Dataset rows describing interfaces
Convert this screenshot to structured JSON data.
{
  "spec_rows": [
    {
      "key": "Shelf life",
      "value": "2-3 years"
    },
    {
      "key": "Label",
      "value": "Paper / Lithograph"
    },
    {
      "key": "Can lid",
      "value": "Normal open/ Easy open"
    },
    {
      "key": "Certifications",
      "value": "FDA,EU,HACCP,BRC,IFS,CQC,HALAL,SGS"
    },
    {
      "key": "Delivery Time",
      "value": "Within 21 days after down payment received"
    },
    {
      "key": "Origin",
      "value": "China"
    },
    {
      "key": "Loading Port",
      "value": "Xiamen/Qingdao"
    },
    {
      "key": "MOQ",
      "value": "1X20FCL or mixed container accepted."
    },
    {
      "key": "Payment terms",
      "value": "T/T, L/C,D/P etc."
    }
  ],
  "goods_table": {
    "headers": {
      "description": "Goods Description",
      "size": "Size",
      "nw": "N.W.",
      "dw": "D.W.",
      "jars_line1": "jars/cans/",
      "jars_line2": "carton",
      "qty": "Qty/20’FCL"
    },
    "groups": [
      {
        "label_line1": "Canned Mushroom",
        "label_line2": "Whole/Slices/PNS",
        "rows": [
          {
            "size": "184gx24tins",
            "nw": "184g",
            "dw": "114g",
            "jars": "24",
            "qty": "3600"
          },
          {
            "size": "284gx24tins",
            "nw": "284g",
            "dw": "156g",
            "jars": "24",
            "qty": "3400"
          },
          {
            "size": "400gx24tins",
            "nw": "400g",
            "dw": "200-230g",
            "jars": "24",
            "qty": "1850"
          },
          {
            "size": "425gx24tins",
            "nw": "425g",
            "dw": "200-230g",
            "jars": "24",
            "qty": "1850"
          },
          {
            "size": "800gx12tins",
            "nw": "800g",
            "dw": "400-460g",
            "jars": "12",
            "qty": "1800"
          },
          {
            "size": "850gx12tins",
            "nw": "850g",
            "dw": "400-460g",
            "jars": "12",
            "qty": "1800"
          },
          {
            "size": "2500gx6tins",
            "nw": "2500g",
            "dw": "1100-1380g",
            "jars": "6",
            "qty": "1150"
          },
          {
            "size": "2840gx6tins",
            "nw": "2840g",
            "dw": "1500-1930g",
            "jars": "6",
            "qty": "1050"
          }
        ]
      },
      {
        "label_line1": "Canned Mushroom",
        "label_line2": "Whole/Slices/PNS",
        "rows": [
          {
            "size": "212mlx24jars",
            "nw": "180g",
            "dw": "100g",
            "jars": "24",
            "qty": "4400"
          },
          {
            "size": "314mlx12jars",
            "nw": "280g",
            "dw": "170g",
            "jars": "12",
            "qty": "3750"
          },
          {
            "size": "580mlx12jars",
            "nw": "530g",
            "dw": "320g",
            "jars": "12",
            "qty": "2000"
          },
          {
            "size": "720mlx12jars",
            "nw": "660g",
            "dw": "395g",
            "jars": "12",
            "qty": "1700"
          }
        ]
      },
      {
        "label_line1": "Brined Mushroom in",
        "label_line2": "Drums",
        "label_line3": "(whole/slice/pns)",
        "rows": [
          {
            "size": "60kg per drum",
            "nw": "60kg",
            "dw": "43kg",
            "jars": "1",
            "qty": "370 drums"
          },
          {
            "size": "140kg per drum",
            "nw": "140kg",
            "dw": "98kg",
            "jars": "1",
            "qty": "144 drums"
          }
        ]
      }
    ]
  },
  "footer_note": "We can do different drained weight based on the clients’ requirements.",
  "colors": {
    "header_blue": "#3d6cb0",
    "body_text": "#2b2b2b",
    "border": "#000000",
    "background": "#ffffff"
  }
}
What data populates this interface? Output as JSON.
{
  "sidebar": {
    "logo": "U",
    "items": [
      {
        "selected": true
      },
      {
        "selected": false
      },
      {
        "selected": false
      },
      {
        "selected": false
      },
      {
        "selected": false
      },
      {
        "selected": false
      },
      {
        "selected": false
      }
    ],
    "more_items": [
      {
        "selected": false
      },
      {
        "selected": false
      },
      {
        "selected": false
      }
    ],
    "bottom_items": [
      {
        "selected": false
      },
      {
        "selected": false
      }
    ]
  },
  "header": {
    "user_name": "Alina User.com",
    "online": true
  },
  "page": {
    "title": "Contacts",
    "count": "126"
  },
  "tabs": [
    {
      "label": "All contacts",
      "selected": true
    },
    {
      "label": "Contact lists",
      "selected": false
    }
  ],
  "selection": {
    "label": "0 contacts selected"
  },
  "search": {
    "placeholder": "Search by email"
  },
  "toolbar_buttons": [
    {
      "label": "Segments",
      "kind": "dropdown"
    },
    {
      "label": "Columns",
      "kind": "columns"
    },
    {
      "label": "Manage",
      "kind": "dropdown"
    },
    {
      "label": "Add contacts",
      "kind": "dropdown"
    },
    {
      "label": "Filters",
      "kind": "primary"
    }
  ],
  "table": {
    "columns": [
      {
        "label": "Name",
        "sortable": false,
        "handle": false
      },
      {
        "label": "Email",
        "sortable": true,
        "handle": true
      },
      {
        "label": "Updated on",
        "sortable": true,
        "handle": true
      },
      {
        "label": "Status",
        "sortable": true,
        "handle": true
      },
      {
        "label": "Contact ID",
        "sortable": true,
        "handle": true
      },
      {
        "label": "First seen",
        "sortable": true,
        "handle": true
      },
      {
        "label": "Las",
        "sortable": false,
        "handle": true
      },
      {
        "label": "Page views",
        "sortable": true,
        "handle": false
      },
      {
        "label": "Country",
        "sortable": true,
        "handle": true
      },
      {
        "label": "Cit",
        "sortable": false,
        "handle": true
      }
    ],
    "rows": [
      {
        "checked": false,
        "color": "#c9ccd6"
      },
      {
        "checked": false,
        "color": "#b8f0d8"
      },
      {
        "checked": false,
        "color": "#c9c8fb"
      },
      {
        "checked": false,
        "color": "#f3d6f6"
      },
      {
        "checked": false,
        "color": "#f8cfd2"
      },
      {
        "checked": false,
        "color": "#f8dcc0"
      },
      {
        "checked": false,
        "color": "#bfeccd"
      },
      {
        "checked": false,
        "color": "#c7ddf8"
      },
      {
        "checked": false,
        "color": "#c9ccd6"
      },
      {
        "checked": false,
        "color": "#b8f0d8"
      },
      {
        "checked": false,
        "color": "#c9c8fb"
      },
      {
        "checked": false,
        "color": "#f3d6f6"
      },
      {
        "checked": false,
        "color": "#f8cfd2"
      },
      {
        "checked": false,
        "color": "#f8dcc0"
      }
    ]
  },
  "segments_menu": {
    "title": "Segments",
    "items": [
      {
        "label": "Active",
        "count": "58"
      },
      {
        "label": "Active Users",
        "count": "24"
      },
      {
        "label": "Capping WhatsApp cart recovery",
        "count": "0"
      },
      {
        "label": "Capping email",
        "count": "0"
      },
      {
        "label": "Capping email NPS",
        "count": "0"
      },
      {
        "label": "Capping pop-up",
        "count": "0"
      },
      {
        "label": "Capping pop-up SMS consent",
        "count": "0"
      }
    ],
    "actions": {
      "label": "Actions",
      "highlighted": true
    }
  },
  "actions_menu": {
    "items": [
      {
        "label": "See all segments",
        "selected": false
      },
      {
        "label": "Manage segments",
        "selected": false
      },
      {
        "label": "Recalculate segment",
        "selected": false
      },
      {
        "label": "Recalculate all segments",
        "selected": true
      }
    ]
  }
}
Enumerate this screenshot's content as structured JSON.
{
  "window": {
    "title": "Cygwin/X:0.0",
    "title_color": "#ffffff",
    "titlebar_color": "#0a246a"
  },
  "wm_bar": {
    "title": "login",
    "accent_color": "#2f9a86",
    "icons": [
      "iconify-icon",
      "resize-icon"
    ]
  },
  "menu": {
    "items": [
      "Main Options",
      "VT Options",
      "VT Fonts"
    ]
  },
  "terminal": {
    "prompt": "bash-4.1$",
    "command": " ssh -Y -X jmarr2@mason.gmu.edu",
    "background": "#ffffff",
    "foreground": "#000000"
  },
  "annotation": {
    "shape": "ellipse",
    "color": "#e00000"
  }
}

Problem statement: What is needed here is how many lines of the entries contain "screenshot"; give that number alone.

Written response: 2